At times, planning for pedestrians and bicyclists doesn’t even seem to register: the Tom Bates Regional Sports Complex opened in 2008 on the bay-side of I-80 without providing any accessibility improvements to Gilman St. Kids playing soccer after school must either undertake a dangerous trip across a hairball interchange or rely on their parents to drive them there (the interchange is planned to be converted to roundabouts, but the project has been stalled for years and no interim safety measures have been implemented).
Why has Berkeley fallen behind Oakland, San Francisco, El Cerrito, and other Bay Area cities? Part of the explanation probably relates to what makes Berkeley, well, Berkeley.

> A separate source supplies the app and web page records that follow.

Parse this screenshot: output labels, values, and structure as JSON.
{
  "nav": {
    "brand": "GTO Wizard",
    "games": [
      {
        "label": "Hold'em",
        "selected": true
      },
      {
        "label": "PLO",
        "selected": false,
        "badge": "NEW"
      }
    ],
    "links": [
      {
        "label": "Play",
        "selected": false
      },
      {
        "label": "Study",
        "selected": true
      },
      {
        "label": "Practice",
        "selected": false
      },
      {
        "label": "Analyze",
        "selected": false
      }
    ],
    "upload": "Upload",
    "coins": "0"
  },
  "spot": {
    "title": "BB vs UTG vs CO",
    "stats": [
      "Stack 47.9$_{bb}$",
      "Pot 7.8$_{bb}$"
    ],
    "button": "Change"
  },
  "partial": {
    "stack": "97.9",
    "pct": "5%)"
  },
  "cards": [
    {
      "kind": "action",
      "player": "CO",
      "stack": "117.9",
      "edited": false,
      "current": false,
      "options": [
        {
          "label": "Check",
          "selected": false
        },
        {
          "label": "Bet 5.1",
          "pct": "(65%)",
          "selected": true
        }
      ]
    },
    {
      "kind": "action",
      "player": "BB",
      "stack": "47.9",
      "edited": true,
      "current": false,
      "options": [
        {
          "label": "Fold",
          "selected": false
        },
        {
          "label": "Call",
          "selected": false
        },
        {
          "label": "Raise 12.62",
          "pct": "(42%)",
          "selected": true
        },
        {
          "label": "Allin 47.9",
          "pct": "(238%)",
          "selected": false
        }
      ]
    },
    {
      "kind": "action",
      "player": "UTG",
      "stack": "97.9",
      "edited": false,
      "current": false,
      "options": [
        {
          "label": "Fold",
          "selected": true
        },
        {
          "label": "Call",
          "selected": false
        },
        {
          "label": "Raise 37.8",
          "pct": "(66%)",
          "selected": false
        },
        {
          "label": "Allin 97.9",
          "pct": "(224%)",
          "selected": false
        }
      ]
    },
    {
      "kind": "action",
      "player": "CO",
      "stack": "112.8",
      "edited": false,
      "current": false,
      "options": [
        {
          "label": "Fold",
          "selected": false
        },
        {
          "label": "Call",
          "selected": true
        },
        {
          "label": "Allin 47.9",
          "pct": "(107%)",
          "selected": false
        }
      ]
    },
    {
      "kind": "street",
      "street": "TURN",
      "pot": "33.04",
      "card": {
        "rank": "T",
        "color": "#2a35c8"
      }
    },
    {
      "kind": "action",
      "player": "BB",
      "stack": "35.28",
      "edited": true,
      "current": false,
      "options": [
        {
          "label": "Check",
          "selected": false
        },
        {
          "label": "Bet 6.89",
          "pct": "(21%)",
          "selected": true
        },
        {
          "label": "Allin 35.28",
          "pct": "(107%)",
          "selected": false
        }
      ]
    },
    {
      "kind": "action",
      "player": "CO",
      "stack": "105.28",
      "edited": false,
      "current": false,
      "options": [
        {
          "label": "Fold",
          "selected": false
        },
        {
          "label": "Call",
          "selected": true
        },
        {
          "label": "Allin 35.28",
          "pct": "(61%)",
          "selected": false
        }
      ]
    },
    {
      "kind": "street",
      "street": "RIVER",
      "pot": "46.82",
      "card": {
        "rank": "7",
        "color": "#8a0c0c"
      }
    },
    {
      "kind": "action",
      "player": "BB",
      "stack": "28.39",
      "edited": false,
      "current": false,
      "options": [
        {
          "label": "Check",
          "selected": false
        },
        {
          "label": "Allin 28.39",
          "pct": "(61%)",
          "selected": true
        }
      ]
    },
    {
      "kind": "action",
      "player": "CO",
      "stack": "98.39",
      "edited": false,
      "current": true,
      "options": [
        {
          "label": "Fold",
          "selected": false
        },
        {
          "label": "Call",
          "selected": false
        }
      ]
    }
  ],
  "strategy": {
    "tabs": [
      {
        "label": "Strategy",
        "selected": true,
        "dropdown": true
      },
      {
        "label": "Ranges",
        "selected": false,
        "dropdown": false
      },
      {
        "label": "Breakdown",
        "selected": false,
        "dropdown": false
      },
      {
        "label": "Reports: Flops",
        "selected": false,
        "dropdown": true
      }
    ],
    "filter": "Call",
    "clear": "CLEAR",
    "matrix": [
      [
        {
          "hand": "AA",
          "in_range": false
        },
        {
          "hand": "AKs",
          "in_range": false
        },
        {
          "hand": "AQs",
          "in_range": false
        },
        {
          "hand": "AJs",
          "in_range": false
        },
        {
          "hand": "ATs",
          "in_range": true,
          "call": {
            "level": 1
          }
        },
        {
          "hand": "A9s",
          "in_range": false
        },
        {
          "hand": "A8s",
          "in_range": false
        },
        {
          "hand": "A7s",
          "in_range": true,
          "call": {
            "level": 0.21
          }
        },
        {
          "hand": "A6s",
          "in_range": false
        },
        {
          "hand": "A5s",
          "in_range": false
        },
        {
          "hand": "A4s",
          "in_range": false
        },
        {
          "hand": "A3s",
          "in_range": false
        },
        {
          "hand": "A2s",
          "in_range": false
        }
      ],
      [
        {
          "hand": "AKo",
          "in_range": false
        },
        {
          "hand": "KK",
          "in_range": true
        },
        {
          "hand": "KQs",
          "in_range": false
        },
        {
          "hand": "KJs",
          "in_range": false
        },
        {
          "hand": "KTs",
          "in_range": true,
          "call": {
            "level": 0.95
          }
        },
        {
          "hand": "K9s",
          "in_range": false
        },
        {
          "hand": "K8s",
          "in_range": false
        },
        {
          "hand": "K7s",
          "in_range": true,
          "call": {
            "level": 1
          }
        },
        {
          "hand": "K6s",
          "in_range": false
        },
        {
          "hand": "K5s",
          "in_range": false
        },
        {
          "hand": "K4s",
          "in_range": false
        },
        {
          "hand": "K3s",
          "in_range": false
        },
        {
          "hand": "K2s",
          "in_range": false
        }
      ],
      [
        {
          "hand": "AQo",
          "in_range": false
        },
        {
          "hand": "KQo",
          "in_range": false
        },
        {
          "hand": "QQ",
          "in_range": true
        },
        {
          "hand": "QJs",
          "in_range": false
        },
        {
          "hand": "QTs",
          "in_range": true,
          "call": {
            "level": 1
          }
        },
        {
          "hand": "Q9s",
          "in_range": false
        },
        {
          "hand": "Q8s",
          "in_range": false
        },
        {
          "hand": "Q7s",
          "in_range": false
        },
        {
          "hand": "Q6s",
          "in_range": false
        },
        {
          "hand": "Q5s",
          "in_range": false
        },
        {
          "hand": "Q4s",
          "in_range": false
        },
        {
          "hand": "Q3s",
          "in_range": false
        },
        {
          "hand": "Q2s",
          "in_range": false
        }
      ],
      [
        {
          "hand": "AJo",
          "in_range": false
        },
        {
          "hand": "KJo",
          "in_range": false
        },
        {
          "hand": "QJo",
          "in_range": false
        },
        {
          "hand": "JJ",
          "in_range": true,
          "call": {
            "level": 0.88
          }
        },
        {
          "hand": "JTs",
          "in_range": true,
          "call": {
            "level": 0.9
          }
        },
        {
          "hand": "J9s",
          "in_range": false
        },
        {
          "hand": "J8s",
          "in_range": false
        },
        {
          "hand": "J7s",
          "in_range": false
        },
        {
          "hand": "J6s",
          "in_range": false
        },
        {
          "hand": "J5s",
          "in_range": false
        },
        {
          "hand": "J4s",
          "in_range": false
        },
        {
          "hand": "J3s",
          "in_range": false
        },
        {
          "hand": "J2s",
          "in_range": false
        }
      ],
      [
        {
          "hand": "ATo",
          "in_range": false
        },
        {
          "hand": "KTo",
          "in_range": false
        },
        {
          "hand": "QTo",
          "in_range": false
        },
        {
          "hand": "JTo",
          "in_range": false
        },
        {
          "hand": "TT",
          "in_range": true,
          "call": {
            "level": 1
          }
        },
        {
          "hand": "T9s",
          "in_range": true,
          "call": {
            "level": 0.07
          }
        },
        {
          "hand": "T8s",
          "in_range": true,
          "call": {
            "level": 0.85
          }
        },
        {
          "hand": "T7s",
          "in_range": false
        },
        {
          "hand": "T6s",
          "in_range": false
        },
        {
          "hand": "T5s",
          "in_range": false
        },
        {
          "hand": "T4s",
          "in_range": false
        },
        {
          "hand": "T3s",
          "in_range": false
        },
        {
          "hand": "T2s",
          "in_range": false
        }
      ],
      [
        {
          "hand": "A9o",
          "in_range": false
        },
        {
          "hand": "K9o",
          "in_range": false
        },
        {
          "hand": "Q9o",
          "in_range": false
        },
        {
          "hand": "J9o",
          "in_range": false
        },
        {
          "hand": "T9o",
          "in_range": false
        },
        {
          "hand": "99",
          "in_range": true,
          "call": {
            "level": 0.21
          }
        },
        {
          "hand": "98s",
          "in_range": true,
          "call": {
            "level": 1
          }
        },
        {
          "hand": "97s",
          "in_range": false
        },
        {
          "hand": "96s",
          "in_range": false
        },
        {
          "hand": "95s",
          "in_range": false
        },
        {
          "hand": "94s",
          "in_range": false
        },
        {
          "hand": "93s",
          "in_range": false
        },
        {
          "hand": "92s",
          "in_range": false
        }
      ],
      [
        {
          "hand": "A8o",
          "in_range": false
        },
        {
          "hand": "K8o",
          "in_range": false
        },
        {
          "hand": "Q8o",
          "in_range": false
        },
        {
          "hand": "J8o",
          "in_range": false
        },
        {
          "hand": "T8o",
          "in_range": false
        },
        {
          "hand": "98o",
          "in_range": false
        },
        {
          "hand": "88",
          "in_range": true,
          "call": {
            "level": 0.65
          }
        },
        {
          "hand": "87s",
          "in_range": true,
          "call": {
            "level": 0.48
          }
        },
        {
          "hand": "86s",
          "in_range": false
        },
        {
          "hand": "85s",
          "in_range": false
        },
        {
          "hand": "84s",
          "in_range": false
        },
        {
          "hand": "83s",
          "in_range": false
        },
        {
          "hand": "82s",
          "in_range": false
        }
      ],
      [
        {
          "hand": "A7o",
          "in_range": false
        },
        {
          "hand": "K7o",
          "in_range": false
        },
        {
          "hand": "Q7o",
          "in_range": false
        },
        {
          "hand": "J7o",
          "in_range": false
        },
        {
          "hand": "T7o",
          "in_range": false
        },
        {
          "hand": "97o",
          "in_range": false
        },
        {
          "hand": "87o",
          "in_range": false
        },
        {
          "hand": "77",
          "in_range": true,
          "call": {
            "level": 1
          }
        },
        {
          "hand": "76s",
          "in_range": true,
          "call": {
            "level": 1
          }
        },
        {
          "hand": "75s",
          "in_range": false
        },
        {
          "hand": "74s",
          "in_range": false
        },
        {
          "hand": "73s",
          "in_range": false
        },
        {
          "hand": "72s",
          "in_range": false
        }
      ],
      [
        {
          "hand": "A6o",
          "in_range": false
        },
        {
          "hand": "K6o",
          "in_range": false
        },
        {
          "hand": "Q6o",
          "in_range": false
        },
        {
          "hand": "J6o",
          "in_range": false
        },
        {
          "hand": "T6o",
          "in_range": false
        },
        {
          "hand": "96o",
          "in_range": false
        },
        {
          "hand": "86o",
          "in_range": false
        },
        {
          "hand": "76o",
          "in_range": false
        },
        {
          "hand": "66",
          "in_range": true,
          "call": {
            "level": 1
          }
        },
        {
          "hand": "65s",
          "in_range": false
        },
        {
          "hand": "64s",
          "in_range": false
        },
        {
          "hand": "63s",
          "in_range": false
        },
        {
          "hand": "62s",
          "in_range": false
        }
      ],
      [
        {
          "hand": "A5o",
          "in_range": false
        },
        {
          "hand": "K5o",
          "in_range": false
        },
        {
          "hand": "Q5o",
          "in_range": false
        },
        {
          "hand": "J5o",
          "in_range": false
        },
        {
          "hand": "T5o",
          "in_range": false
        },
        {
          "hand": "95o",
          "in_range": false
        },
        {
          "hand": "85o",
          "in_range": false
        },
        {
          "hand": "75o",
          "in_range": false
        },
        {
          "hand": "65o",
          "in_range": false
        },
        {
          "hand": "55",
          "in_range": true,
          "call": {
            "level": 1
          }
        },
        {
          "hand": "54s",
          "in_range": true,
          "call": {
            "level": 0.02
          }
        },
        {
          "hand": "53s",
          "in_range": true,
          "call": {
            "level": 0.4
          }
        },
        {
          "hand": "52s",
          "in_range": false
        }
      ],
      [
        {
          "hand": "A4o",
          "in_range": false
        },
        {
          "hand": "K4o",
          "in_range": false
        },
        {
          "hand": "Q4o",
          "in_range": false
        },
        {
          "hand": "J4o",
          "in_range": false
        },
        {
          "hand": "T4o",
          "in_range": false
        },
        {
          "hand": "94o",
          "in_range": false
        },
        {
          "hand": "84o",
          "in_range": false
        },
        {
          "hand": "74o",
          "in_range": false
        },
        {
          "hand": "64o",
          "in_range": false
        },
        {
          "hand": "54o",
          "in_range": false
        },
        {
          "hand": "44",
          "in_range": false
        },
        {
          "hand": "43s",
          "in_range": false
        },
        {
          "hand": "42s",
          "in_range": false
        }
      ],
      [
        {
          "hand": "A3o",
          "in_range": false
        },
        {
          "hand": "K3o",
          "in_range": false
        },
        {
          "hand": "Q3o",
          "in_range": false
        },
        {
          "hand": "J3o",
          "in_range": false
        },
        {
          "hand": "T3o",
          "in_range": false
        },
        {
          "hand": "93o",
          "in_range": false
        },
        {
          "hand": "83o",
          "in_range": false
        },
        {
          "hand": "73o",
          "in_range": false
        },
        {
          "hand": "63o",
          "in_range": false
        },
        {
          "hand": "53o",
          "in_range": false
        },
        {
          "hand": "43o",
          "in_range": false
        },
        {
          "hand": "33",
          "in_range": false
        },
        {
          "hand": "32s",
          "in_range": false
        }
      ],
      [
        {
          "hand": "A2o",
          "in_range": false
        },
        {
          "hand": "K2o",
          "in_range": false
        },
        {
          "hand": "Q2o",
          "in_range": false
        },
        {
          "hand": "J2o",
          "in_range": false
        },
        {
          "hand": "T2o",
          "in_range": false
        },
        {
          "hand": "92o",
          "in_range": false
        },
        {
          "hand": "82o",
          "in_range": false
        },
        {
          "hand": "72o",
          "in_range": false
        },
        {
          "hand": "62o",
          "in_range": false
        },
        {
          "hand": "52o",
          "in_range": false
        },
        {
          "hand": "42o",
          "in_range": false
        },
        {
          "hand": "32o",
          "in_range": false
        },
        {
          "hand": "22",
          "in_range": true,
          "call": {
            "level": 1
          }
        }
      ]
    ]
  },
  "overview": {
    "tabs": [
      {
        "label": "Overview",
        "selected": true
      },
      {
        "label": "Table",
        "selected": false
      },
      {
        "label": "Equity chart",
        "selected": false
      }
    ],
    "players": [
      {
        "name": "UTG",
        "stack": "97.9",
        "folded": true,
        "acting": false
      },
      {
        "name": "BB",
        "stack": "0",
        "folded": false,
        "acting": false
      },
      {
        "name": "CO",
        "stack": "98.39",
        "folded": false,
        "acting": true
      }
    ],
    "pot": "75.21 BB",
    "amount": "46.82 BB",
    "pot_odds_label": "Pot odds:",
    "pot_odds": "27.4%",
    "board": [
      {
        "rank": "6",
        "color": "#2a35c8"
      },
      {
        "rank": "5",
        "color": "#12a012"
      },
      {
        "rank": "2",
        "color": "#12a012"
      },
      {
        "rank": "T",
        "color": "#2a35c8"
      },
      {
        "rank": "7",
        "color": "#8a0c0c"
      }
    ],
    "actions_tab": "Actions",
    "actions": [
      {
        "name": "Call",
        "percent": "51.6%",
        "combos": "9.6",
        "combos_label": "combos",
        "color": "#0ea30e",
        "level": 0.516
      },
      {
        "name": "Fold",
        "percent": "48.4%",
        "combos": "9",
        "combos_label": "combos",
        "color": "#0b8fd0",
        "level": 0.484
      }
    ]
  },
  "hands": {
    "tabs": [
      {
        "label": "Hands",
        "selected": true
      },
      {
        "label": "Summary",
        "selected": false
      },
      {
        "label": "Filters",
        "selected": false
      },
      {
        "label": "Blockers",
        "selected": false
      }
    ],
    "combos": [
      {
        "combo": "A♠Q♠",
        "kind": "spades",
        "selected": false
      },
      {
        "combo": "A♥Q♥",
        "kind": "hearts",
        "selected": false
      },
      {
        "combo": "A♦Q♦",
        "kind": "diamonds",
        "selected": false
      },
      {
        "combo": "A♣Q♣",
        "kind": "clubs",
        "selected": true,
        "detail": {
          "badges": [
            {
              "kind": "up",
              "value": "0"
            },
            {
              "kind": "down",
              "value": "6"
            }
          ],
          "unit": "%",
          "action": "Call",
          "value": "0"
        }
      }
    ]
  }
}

There is a subculture of misplaced environmentalism in Berkeley that strives to preserve the good old days and save the city from changes by newcomers or outsiders. What this amounts to is a strong sense of NIMBYism from a vocal segment of the population—a minority of perhaps 15-25 percent that has a disproportionate effect on city policies. This culture seems to trickle down to the city’s traffic engineering decisions: maintaining the status quo is welcomed until somebody (like the Malcolm X Elementary parents) sufficiently lobby for change.
Berkeley hasn’t seemed to acknowledge that it had real, serious problems when it comes to street safety—problems that run contrary to the very principals of environmentalism, social justice, and public health for which the city has traditionally been a leader. Embracing a status quo in which seniors, children, students, transit riders, low income residents, and other groups are exposed to greater risk of injury or death and are forced to deal with subpar facilities is not what Berkeley stands for.
Let’s hope this post is completely wrong, and that Berkeley is making ample progress behind the scenes that will soon reshape its streets to be safer, more inclusive, and more sustainable. Berkeley has made a number of recent major accomplishments that should not be overlooked, like the approval of its Downtown Plan. Change certainly takes time, but interim safety improvements could be implemented quickly. If New York, Los Angeles, San Francisco, and Oakland can make their streets safer, Berkeley can too.